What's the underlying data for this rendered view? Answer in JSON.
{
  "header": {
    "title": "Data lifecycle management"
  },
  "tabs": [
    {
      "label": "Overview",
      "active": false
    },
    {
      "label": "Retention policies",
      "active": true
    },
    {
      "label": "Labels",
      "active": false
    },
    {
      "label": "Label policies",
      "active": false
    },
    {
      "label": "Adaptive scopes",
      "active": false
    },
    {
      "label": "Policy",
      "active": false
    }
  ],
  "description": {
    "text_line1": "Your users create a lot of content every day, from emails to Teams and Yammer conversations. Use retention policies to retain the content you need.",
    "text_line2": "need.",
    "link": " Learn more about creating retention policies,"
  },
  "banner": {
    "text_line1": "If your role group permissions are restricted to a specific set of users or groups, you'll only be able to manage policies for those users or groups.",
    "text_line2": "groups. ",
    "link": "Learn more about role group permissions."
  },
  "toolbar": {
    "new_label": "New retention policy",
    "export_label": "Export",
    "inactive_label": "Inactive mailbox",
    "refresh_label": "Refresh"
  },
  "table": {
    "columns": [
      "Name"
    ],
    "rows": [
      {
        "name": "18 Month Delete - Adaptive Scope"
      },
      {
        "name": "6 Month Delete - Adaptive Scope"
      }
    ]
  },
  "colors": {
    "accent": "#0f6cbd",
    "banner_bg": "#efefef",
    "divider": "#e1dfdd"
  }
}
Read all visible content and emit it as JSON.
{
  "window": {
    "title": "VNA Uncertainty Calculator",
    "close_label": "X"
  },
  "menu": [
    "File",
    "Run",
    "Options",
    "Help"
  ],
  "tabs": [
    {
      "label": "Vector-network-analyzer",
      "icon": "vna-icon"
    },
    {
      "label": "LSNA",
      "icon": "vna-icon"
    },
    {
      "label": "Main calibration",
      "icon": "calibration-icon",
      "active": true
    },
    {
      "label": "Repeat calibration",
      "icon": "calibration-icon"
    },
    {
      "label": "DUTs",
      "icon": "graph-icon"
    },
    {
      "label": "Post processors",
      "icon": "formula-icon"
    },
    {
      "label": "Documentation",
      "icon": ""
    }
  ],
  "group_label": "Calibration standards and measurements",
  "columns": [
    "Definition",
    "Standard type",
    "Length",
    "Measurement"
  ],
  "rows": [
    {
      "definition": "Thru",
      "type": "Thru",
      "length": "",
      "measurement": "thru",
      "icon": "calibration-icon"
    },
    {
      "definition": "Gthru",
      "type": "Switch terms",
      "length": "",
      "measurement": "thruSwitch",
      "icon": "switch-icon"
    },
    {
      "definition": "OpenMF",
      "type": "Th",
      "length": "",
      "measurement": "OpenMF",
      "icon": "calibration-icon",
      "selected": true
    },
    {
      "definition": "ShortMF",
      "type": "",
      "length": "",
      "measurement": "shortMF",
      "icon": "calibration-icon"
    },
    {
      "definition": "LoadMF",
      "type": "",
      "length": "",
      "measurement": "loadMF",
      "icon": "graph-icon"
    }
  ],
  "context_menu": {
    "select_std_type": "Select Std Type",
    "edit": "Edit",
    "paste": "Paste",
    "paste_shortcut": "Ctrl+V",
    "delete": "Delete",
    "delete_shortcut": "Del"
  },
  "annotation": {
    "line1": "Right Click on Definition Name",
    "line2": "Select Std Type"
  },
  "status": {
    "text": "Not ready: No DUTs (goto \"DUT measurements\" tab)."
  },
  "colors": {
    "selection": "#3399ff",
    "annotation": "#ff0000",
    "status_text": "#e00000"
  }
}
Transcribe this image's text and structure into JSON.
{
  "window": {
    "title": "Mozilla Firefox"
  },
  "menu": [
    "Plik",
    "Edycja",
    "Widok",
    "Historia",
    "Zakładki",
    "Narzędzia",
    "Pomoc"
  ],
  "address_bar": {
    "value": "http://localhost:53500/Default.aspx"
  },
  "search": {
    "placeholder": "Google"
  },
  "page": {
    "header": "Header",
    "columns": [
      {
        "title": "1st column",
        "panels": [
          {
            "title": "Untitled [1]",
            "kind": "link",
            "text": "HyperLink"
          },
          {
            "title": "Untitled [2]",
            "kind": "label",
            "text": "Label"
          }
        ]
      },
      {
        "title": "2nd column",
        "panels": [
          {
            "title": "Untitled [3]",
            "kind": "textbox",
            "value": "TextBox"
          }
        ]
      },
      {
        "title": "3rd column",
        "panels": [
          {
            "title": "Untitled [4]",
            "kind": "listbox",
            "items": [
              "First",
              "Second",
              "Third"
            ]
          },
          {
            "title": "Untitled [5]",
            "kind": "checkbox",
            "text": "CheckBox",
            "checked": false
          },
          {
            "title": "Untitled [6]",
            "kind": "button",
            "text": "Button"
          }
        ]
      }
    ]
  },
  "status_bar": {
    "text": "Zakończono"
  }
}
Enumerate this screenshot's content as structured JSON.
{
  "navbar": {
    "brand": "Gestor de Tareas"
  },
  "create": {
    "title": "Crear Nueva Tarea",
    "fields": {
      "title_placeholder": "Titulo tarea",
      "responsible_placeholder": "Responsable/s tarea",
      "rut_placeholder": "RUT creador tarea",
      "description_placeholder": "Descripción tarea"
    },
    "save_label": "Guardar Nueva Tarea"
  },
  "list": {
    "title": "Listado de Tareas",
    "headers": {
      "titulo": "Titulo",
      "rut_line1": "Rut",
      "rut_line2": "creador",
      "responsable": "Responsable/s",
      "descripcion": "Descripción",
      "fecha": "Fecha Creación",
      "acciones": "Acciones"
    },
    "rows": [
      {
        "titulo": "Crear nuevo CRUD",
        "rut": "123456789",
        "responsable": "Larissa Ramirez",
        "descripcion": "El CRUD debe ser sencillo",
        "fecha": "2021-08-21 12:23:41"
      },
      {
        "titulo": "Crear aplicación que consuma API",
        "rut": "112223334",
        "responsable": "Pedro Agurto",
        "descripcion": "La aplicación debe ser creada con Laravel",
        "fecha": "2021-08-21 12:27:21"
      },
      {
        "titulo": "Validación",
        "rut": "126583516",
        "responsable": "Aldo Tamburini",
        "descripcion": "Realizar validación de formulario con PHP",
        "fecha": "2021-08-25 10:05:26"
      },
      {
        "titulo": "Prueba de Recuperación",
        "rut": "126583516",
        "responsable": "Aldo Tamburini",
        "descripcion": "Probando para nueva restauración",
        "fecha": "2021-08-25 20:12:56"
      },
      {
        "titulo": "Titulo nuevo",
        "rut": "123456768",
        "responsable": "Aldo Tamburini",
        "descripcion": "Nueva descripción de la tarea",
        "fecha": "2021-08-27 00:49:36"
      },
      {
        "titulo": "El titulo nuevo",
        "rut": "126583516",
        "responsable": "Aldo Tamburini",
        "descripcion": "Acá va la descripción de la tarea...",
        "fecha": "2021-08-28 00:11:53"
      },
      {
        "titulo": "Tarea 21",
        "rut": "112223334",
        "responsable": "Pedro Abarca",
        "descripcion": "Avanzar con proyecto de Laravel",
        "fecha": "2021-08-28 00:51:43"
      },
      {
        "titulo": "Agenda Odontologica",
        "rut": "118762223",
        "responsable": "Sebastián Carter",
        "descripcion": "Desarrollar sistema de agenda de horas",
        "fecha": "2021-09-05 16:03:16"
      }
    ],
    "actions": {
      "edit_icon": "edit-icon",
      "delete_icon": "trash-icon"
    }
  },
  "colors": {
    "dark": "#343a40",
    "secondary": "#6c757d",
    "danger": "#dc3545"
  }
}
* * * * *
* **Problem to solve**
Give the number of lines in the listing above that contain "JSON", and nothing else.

* **Result of the exercise**
4